Several juicy stories about politicians in sexual peccadillos followed.

All fascinating.

And here I am, having awakened in Delhi and, if all things go as planned, will fall asleep in New York, half a world away from where I have been living the last two weeks.

One of the things I was thinking about this morning as I was closing my suitcases was the light in India. Everything in India seemed bathed in a softer light than New York, as if light came through a filter, even when it was at its hottest and brightest. I remember thinking that in other trips to India; how different the light was. It may be the dust and the pollution or some other factor.

Indulging myself, I have been reading Dorothy Sayers’ Lord Peter Wimsey mysteries, great fun for long flights and travel. I have several of them on my Kindle.

Sitting here in my seat, I have a sense of traveling away from somewhere; a sense of movement, which I am sure, would have been intensified a century ago when the only way to India was by long sea voyage.

Today we are catapulted from one world to another, with just hours to adjust. I think I would like to have that time at sea to contemplate what I had seen, heard, felt and experienced.

Now I am rushing to make sense of things.
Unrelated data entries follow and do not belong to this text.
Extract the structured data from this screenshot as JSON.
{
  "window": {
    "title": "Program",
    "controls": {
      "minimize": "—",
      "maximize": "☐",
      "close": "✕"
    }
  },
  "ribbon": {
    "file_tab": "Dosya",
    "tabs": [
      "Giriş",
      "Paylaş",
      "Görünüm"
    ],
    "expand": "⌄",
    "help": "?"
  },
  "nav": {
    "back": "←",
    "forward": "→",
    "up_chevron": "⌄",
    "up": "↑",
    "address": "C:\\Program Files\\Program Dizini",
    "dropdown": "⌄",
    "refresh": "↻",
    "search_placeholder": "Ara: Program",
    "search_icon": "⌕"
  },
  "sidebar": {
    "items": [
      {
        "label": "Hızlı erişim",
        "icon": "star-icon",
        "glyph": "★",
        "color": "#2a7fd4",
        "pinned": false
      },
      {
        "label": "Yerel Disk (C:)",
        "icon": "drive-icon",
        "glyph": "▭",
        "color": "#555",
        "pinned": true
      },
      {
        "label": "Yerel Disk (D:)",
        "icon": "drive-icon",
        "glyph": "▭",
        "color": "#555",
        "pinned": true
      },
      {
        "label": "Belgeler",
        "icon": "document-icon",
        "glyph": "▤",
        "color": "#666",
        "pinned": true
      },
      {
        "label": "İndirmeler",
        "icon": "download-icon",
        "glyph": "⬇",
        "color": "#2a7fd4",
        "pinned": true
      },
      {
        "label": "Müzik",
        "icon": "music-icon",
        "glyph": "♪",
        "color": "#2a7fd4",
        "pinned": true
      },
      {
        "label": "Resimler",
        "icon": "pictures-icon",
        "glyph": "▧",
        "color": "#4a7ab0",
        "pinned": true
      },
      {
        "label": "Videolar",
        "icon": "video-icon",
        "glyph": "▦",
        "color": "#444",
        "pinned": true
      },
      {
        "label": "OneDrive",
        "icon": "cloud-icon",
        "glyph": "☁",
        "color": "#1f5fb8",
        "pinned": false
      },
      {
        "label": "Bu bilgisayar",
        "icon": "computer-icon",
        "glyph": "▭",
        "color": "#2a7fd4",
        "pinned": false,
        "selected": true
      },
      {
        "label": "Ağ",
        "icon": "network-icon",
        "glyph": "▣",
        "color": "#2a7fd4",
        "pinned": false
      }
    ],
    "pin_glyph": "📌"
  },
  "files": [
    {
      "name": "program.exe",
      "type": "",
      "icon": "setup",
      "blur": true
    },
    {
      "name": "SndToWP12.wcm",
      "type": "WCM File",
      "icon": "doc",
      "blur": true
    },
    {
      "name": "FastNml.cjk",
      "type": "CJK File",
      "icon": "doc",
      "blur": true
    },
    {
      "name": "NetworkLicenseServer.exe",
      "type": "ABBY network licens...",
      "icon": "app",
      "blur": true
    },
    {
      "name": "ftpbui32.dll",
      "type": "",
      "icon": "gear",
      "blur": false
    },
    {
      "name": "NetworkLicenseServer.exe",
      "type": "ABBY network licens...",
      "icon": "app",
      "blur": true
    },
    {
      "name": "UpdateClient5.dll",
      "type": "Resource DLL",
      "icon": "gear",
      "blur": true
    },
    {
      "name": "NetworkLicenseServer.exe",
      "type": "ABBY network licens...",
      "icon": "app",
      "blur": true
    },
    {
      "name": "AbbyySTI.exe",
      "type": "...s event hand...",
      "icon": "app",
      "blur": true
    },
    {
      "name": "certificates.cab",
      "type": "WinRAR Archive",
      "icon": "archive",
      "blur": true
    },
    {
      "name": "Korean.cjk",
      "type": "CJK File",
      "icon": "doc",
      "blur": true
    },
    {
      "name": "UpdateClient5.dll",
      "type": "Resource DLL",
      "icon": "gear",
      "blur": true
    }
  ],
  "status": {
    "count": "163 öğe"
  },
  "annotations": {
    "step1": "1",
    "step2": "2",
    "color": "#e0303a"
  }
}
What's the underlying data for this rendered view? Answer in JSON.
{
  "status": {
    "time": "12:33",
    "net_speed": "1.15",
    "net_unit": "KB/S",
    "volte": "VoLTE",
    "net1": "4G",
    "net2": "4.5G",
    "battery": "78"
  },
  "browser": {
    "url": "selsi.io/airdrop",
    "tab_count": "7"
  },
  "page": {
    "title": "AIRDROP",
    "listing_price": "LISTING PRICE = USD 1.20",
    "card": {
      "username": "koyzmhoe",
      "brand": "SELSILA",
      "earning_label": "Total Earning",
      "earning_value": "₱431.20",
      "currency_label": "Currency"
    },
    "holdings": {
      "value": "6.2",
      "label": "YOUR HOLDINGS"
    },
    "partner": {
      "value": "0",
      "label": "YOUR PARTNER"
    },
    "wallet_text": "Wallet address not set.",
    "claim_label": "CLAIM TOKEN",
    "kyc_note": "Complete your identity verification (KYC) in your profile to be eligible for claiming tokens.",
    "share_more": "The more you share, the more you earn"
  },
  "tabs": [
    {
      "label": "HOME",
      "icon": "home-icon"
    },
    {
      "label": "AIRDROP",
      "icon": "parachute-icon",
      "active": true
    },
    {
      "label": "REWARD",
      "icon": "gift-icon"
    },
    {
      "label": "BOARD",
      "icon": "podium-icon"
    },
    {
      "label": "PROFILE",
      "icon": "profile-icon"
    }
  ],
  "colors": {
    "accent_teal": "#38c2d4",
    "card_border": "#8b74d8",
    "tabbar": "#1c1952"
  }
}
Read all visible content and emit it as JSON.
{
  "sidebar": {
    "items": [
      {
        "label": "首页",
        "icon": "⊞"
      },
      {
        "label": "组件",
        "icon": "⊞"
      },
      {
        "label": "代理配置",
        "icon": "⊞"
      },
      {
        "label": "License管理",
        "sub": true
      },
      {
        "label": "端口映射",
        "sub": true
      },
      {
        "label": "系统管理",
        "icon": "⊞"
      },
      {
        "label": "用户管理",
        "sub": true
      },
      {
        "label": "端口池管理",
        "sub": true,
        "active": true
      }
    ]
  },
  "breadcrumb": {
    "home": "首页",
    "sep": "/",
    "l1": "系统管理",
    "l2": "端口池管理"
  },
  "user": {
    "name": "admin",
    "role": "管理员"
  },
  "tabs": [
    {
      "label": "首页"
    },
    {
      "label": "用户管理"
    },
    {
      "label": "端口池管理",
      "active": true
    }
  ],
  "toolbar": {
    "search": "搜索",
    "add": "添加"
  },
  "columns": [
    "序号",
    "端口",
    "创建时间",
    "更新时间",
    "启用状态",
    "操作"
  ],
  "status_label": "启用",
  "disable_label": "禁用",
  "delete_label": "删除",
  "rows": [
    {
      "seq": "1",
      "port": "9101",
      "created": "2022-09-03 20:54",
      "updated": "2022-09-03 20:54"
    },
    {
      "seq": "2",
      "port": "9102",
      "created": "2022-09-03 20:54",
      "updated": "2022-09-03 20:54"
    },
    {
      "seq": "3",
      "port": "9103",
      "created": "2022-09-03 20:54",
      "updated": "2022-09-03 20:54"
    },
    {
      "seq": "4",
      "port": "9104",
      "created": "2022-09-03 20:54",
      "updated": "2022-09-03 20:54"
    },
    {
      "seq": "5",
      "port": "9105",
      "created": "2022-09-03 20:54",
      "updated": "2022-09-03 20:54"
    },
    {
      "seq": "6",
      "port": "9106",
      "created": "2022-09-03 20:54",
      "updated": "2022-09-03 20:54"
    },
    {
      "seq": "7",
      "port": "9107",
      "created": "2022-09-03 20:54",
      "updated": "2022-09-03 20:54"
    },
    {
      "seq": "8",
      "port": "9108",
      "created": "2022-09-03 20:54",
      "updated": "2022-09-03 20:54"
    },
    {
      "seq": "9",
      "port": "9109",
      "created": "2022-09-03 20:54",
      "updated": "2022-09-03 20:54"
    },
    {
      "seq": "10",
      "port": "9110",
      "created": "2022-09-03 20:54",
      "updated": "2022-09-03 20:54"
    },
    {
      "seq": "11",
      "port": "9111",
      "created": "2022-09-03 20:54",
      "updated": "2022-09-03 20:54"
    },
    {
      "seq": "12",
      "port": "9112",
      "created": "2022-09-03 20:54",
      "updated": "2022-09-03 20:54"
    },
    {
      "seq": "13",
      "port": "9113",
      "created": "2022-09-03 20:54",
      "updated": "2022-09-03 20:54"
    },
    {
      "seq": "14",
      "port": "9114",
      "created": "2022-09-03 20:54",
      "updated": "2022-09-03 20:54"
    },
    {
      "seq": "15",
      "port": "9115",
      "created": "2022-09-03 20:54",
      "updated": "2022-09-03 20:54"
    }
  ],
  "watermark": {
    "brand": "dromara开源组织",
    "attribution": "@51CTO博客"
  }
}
It is the way of the world in which we live, a rush of things, a rush of information, a rush between places and a rush to assimilate the information we are receiving.

Yes, right now I would like to be on a deck chair on a steamer slowly making its way back to London so I could pause and gather my thoughts, feel my way internally through my experiences.